York had another try ruled out when off-the-cuff football from second-row Stock and Marsh ended with the latter just knocking on when trying to collect the bouncing ball.

Marsh’s handling was then severely tested at the other end by a spiralling Brambani bomb.

He failed to take it and, from the attacking scrum, the visitors scored, on-loan Hull prop Lewis Bienek barrelling over.

However, York replied thanks to a fine, speedy set.

Southernwood made it, slipping through a tackle just as the hooter sounded before feeding sub Ronan Dixon to crash in under the posts for a 22-10 interval lead.

Batley remained a threat on the resumption, Brambani’s high kicks a good piece of armoury.

They won a close-range penalty underneath one of them after a game of hot potato and Sam Wood tried to dig into the corner from the tap, but Mazive and Bass were wise to it and the centre put an elbow in touch as Jordan-Roberts joined in the tackle.

Robinson missed the chance to put York three scores up when sending a 35-metre penalty wide on 53 minutes.

Instead, referee Greg Dolan angered home fans when failing to penalise James Brown for a late hit on Southernwood – the second of the game - and then when giving the visitors back-to-back penalties.

Batley duly hit back as winger Campbell, after standing up Mazive in the corner, had too much strength for him and cut the deficit to 22-14 just before the hour.

Dolan endeared himself a little more when awarding a knock-on against Campbell in the next set when the winger tried to buy a penalty for interference at a ruck – the new ruling coming into play.

The attacking set ended with Will Jubb, back on at hooker, digging in on the last tackle.

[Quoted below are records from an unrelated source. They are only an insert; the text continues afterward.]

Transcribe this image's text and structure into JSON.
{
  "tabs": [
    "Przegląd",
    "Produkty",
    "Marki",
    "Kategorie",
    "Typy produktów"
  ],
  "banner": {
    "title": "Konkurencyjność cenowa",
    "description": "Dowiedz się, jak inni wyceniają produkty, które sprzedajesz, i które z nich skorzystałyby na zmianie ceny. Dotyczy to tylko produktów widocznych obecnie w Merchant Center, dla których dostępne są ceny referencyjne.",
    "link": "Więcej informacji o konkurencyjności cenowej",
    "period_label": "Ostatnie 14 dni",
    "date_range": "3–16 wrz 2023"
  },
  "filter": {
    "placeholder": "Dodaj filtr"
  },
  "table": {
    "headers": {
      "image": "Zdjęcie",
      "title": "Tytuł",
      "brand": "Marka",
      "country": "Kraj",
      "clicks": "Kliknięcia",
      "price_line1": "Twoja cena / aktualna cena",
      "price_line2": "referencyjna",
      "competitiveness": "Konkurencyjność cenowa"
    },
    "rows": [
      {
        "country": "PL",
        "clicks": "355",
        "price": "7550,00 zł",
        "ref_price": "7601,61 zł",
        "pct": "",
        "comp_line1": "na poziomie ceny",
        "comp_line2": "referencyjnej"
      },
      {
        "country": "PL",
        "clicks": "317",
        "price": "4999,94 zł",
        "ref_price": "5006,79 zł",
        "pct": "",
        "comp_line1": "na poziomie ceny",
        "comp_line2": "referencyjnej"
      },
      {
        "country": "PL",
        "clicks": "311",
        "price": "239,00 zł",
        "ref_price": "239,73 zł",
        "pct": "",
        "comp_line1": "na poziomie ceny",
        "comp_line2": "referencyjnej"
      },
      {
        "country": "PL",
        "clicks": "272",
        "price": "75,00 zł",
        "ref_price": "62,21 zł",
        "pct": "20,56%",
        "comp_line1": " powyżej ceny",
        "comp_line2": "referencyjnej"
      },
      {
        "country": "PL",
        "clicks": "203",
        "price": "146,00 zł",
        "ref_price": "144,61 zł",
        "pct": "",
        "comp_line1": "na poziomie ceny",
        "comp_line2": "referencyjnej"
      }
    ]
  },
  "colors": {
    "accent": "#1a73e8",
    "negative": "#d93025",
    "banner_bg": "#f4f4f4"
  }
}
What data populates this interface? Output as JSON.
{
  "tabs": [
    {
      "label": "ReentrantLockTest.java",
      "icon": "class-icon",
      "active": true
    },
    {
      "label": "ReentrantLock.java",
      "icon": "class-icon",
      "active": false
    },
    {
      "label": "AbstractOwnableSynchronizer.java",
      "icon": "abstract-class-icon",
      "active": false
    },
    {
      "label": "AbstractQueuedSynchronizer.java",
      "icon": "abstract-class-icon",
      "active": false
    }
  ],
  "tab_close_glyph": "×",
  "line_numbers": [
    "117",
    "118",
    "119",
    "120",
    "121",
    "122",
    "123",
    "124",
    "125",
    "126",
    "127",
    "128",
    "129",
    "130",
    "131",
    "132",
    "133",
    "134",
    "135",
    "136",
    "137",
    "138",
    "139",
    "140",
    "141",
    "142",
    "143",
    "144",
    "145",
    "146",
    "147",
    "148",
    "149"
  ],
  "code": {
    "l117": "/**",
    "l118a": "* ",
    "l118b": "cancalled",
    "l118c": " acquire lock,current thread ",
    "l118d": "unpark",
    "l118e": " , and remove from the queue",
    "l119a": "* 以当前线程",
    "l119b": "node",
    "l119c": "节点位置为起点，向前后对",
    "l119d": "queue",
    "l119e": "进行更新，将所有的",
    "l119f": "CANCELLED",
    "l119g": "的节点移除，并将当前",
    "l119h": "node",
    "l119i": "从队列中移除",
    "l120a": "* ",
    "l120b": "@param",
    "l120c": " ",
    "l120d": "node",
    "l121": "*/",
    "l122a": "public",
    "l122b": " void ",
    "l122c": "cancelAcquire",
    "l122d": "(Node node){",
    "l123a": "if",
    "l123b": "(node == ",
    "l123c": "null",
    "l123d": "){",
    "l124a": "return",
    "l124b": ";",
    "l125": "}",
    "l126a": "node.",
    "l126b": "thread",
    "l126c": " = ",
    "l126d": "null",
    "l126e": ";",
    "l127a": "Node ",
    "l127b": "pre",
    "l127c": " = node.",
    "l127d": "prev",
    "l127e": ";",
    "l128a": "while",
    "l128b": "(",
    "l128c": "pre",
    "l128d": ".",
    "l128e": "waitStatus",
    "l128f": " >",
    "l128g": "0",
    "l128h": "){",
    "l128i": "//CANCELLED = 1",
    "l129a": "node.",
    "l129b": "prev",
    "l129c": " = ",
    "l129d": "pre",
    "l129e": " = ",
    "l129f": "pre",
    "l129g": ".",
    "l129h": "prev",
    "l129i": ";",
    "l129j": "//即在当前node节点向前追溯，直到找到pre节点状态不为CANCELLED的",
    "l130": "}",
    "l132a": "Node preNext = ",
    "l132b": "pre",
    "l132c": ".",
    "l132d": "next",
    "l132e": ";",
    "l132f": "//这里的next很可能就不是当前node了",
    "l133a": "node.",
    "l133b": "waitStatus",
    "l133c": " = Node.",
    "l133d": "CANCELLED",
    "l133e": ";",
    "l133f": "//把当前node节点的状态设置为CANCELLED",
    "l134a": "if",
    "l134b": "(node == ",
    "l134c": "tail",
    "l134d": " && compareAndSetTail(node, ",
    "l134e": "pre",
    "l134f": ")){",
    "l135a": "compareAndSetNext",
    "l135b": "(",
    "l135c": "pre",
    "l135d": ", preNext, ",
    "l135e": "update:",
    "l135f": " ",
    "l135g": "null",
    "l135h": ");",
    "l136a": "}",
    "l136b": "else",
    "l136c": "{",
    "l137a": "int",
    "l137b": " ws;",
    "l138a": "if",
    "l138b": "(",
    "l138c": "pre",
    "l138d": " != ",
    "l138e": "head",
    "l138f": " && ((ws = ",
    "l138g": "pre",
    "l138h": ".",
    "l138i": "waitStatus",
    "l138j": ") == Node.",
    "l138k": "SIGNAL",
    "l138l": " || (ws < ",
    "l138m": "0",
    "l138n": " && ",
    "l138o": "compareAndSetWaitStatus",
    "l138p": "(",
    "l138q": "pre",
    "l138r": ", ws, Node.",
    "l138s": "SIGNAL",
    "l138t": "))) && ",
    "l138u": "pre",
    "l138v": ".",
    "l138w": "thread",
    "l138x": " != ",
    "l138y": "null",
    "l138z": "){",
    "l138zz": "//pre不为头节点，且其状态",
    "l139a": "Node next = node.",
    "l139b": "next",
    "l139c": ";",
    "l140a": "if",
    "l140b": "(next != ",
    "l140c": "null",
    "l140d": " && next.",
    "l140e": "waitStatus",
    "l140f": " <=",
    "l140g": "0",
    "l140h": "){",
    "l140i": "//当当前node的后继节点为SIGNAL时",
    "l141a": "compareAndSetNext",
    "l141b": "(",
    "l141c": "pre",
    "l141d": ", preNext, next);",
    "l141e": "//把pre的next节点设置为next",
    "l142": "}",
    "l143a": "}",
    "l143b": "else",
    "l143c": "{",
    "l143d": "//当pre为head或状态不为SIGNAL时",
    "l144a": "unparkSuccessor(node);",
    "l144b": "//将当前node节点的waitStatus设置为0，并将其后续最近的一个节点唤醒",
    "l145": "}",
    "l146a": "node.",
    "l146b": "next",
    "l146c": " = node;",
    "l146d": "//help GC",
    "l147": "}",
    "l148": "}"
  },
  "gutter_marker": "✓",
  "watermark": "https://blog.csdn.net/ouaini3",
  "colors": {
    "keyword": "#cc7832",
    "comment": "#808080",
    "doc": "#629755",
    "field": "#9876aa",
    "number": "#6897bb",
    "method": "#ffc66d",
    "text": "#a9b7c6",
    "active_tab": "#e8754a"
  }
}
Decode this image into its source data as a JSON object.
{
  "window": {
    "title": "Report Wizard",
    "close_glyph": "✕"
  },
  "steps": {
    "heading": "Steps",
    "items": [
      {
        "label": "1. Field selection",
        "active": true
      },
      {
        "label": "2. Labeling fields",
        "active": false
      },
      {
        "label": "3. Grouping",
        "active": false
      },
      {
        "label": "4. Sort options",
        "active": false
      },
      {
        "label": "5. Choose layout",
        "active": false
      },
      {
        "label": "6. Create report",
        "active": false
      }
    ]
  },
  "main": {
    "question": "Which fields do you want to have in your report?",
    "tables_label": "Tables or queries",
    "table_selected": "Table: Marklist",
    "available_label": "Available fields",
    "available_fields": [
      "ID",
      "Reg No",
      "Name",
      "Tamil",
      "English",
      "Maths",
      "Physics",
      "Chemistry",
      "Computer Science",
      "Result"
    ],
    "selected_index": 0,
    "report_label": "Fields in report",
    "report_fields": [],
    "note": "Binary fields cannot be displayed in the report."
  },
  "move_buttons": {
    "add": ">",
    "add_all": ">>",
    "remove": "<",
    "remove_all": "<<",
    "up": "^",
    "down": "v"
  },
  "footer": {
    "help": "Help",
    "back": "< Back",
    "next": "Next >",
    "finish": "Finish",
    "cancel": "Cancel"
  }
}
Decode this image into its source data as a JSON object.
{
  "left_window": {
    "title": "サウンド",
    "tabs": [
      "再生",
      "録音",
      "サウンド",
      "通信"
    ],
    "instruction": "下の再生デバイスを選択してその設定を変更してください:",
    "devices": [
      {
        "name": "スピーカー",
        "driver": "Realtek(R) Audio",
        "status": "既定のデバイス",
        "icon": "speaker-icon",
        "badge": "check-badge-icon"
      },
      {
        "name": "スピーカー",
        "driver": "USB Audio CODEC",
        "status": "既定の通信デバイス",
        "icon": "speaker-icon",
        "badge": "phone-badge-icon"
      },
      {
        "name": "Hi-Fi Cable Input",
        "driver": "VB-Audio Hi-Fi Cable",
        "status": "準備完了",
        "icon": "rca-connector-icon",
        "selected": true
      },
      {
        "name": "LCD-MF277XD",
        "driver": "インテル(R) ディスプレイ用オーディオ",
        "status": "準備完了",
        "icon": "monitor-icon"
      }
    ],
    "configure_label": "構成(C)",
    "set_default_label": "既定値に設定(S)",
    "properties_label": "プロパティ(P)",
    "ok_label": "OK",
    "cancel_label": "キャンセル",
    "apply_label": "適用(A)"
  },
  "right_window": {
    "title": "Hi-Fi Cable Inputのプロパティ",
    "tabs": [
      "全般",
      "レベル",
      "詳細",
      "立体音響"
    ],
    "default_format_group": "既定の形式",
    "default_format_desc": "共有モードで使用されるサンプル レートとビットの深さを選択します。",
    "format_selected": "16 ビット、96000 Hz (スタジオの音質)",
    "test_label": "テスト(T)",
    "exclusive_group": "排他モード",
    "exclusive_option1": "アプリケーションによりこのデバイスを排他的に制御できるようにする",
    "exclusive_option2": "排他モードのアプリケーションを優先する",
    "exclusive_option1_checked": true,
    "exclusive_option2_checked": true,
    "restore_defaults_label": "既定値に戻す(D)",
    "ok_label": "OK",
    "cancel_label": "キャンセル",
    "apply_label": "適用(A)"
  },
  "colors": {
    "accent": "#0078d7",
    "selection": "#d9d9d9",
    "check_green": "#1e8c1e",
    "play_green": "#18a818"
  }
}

Robinson’s conversion, allied to Scott’s earlier miss, gave the hosts that three-score advantage - which proved vital as Batley would not go away.

From a penalty, Bienek got through some weak tackles for his second try, Scott’s goal making it 28-20.

A huge tackle by Bass curtailed their next attack and, while a 40-20 from French half-back Louis Jouffret gave them another platform, Bass and co forced another error.

But the right-side defence was powerless to prevent a Bretherton try which cut the gap to 28-24 with seven minutes to go, after Scott and Campbell, then Brown, had broken tackles early in the set to leave the defence stretched.

Batley, with Brown and ex-Knight Sam Smeaton to the fore, then came within inches of completing the comeback when Brambani’s grubber went dead just before Scott touched it down.

There was still time, but Whiteley dealt under pressure with another Brambani 'Hail Mary'.

Then, with everyone on the York bench looking up at the timekeepers as the Bulldogs attacked again, the hooter sounded and the defence held out.